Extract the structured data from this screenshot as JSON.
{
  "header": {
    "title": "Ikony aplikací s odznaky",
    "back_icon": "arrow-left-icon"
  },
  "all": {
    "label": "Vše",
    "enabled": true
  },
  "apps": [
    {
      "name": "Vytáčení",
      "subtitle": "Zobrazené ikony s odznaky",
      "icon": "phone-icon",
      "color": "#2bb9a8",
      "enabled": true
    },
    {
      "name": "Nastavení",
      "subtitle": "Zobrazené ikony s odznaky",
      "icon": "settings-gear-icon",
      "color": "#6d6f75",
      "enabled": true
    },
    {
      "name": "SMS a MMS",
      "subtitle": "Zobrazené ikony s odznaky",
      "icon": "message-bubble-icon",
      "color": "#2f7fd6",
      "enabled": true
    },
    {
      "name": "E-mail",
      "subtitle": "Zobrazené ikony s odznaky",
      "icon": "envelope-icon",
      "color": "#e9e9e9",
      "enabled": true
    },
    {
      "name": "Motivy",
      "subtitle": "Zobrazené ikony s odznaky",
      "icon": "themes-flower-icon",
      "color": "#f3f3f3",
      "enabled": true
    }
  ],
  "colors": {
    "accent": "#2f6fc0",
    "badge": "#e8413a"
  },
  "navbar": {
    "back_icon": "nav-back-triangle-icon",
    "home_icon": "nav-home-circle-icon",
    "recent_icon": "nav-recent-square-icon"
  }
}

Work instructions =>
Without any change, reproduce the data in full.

Answer to this exercise =>
Extract the structured data from this screenshot as JSON.
{
  "header": {
    "title": "Ikony aplikací s odznaky",
    "back_icon": "arrow-left-icon"
  },
  "all": {
    "label": "Vše",
    "enabled": true
  },
  "apps": [
    {
      "name": "Vytáčení",
      "subtitle": "Zobrazené ikony s odznaky",
      "icon": "phone-icon",
      "color": "#2bb9a8",
      "enabled": true
    },
    {
      "name": "Nastavení",
      "subtitle": "Zobrazené ikony s odznaky",
      "icon": "settings-gear-icon",
      "color": "#6d6f75",
      "enabled": true
    },
    {
      "name": "SMS a MMS",
      "subtitle": "Zobrazené ikony s odznaky",
      "icon": "message-bubble-icon",
      "color": "#2f7fd6",
      "enabled": true
    },
    {
      "name": "E-mail",
      "subtitle": "Zobrazené ikony s odznaky",
      "icon": "envelope-icon",
      "color": "#e9e9e9",
      "enabled": true
    },
    {
      "name": "Motivy",
      "subtitle": "Zobrazené ikony s odznaky",
      "icon": "themes-flower-icon",
      "color": "#f3f3f3",
      "enabled": true
    }
  ],
  "colors": {
    "accent": "#2f6fc0",
    "badge": "#e8413a"
  },
  "navbar": {
    "back_icon": "nav-back-triangle-icon",
    "home_icon": "nav-home-circle-icon",
    "recent_icon": "nav-recent-square-icon"
  }
}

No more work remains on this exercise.